(INFORMATION SHOWN)

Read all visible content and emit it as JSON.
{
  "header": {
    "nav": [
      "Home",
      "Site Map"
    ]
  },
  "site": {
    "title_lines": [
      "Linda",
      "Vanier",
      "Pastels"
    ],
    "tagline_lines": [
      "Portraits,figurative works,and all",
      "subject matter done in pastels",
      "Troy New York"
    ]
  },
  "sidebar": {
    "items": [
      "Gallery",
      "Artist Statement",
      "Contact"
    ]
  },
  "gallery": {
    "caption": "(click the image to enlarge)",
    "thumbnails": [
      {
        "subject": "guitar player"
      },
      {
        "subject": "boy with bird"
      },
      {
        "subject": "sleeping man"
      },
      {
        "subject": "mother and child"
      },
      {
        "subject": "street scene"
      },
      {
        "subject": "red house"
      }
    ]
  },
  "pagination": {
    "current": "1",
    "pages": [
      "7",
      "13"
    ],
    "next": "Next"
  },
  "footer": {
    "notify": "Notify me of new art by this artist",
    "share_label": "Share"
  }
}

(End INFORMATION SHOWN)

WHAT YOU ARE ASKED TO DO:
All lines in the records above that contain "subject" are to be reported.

WRITTEN REPLY:
      "subject matter done in pastels",
        "subject": "guitar player"
        "subject": "boy with bird"
        "subject": "sleeping man"
        "subject": "mother and child"
        "subject": "street scene"
        "subject": "red house"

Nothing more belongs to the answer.